Robinson says DUP could play ‘pivotal’ role in next British parliament
First Minister confident that DUP will regain East Belfast seat he lost to Naomi Long
Northern Ireland First Minister and DUP leader Peter Robinson speaks at the launch of the Democratic Unionist Party Election Manifesto at Wrightbus, supplier of the London Routemaster buses on April 21, 2015 in Antrim, Northern Ireland. Photo: Charles McQuillan/Getty Images
First Minister Mr Robinson in launching his party election manifesto in Antrim on Tuesday said the DUP could play a “pivotal” role in the next British parliament in the event of a hung parliament.
Mr Robinson also deflected any suggestion that should DUP candidate Gavin Robinson fail to unseat outgoing Alliance MP Naomi Long in East Belfast that it could have implications for his leadership.

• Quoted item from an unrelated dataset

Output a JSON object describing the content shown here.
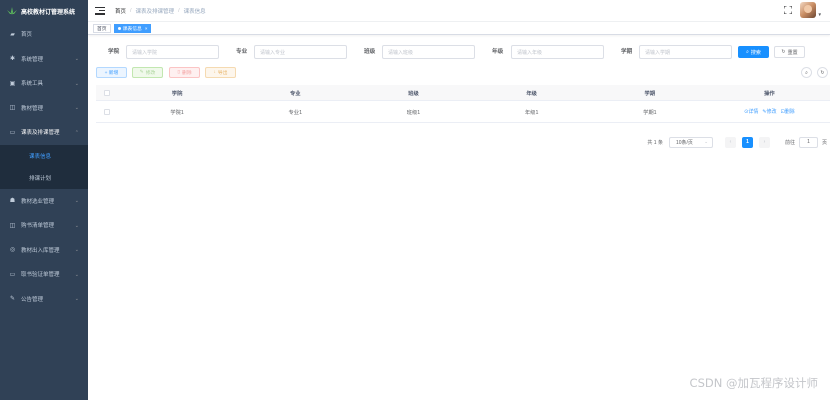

Ms Long took the seat from Mr Robinson in the 2010 general election.
Mr Robinson said journalists had been “prophesying my doom for many, many years”. He added that it mattered “not a jot who is the leader of the Democratic Unionist Party” and that “whoever is leader will be taking forward” the DUP agenda into the British parliament.
If reporters wanted to know what were the chances of Gavin Robinson winning East Belfast he said they should “look at the broad smile on Gavin’s face”.

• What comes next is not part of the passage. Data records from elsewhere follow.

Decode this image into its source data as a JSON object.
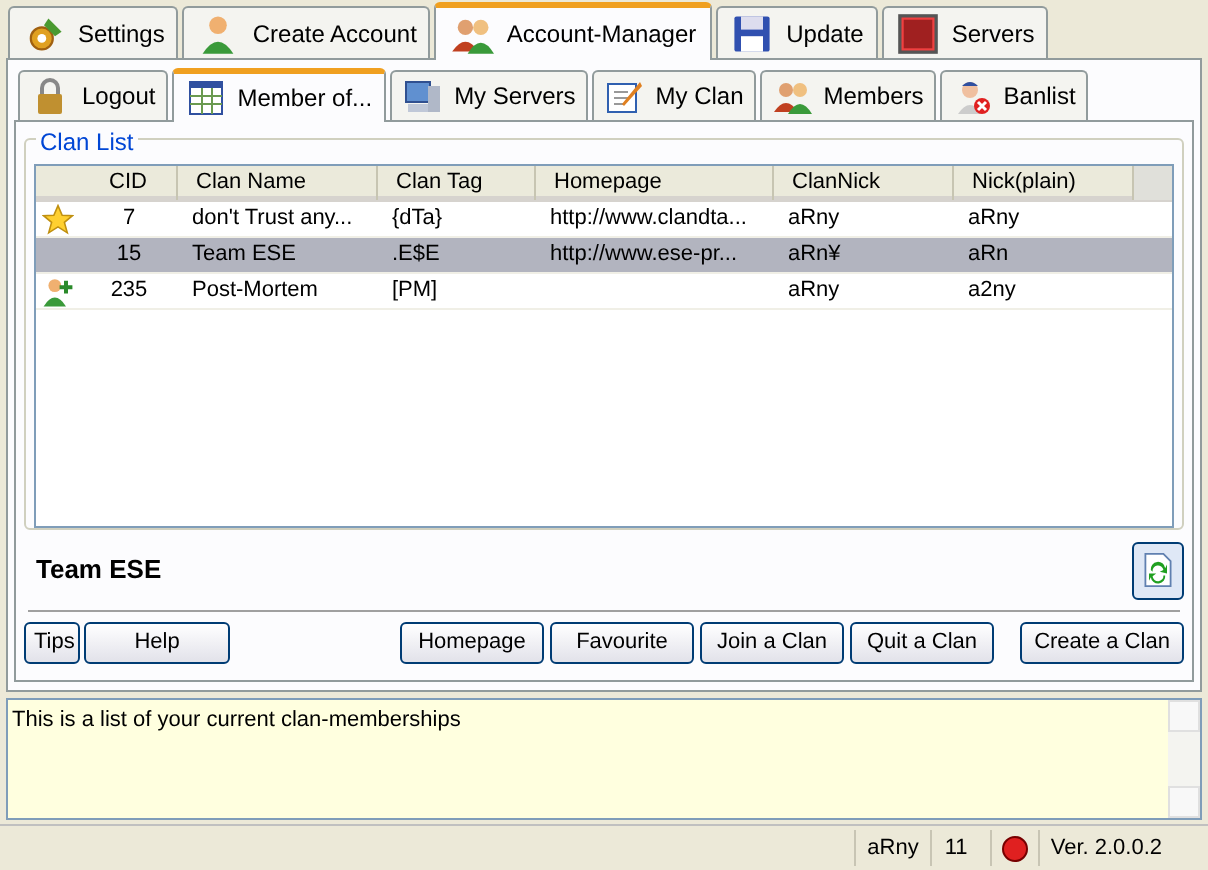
{
  "main_tabs": [
    {
      "label": "Settings",
      "selected": false
    },
    {
      "label": "Create Account",
      "selected": false
    },
    {
      "label": "Account-Manager",
      "selected": true
    },
    {
      "label": "Update",
      "selected": false
    },
    {
      "label": "Servers",
      "selected": false
    }
  ],
  "sub_tabs": [
    {
      "label": "Logout",
      "selected": false
    },
    {
      "label": "Member of...",
      "selected": true
    },
    {
      "label": "My Servers",
      "selected": false
    },
    {
      "label": "My Clan",
      "selected": false
    },
    {
      "label": "Members",
      "selected": false
    },
    {
      "label": "Banlist",
      "selected": false
    }
  ],
  "clan_list": {
    "title": "Clan List",
    "columns": [
      "CID",
      "Clan Name",
      "Clan Tag",
      "Homepage",
      "ClanNick",
      "Nick(plain)"
    ],
    "rows": [
      {
        "kind": "favourite",
        "selected": false,
        "cells": [
          "7",
          "don't Trust any...",
          "{dTa}",
          "http://www.clandta...",
          "aRny",
          "aRny"
        ]
      },
      {
        "kind": "plain",
        "selected": true,
        "cells": [
          "15",
          "Team ESE",
          ".E$E",
          "http://www.ese-pr...",
          "aRn¥",
          "aRn"
        ]
      },
      {
        "kind": "joined",
        "selected": false,
        "cells": [
          "235",
          "Post-Mortem",
          "[PM]",
          "",
          "aRny",
          "a2ny"
        ]
      }
    ]
  },
  "selected_clan": "Team ESE",
  "left_buttons": [
    "Tips",
    "Help"
  ],
  "right_buttons": [
    "Homepage",
    "Favourite",
    "Join a Clan",
    "Quit a Clan"
  ],
  "create_button": "Create a Clan",
  "info_text": "This is a list of your current clan-memberships",
  "status_bar": {
    "user": "aRny",
    "count": "11",
    "connected": false,
    "version": "Ver. 2.0.0.2"
  }
}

The DUP leader said he wanted to use the election to implement as much as possible of his party’s five point plan: to help make “Northern Ireland an economic powerhouse”; to deliver world class public services; to create a fair society; make politics and government work better; and “strengthen the United Kingdom and protect and enhance our British identity”.
100 Action Points

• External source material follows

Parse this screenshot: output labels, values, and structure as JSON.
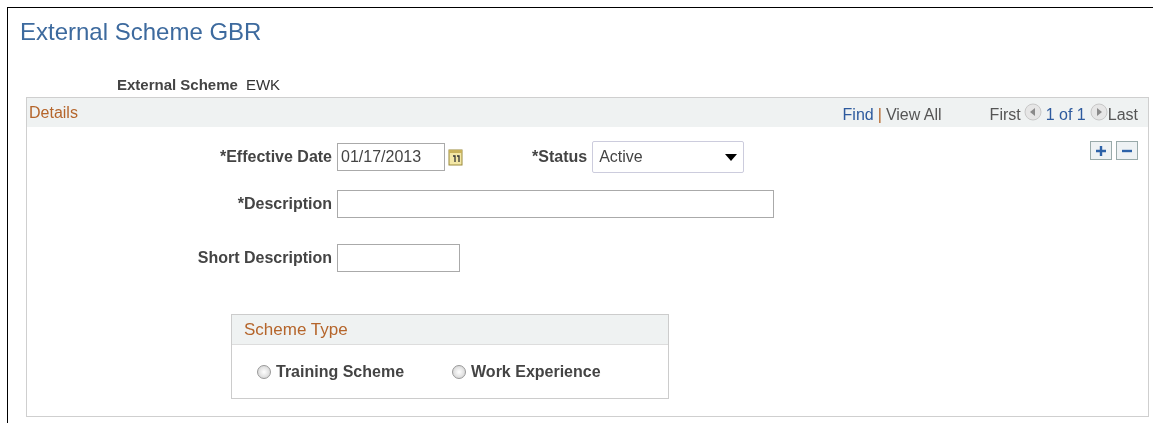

Mr Robinson speaking at the Wrightbus factory in Antrim with a new gleaming London bus as backdrop, said that at the heart of the DUP manifesto was the economy. The overall DUP plan had 100 “action points”. He knew that whoever was in government would not implement all of them but that if DUP support was required that “we will require substantial progress against each of the five points in our plan”.
“After the election we are prepared to support either the Conservative Party or the Labour Party if the circumstances are right; or for that matter neither if the circumstances are not right,” he said. “The price for DUP support in the new Parliament cannot simply be summarised and dismissed as more money for Northern Ireland.”
“We are not seeking places in Cabinet nor do we want posts for ourselves. We are running in this election to get the best deal for Northern Ireland and the UK as a whole,” he added.
Mr Robinson said he had a “simple message” for voters: “Let’s grasp this once in a lifetime opportunity to put Northern Ireland at the centre of British politics”.
Following that theme DUP deputy leader Nigel Dodds said that in the event of a hung parliament there was “an opportunity for Northern Ireland’s voice to be heard in London like never before”.
Welfare Reform logjam
On welfare reform, the issue which has caused a political logjam in the Northern Executive, Mr Dodds said, “We believe that the best mechanism to reduce welfare spending is economic growth - getting those who can work, into work.
“We will assess any welfare proposal on the following three tests. Will it incentivise work? What protection does it provide for those most in need? What impact will it have upon the costs of administration? Proposals such as taxing disability benefits would fail such tests.”
Mr Dodds said the DUP wanted to see the British deficit of more than £1.5 trillion eliminated. “However, we also recognise that a rush to reduce and eliminate the deficit could have an impact on growth,” he said.
He warned that “after five years of sustained and deep cuts” that any further significant reductions to front-line services would be harmful.
Mr Dodds said the DUP wanted a renegotiation “of the UK’s role in Europe and an early referendum on the European Union”.
He also called for “protection in law for the official display of the union flag and the symbols of our nation” and “legislation for a new way forward on parading which respects the fundamental rights of assembly”.
DUP main points
“ Make Northern Ireland an economic powerhouse.
“ Increases in health and education spending.
“ Early “in out” referendum on European Union.
“ Welfare Reform to incentivise work and to protect those most in need;
“ Legal protection for displaying British union flag.
“ Legislation for new way forward on parading.
“ Reform of Stormont.
“ An official opposition in Northern Assembly.
“ Tougher immigration policy.
“ UK-wide definition of victims which excludes perpetrators.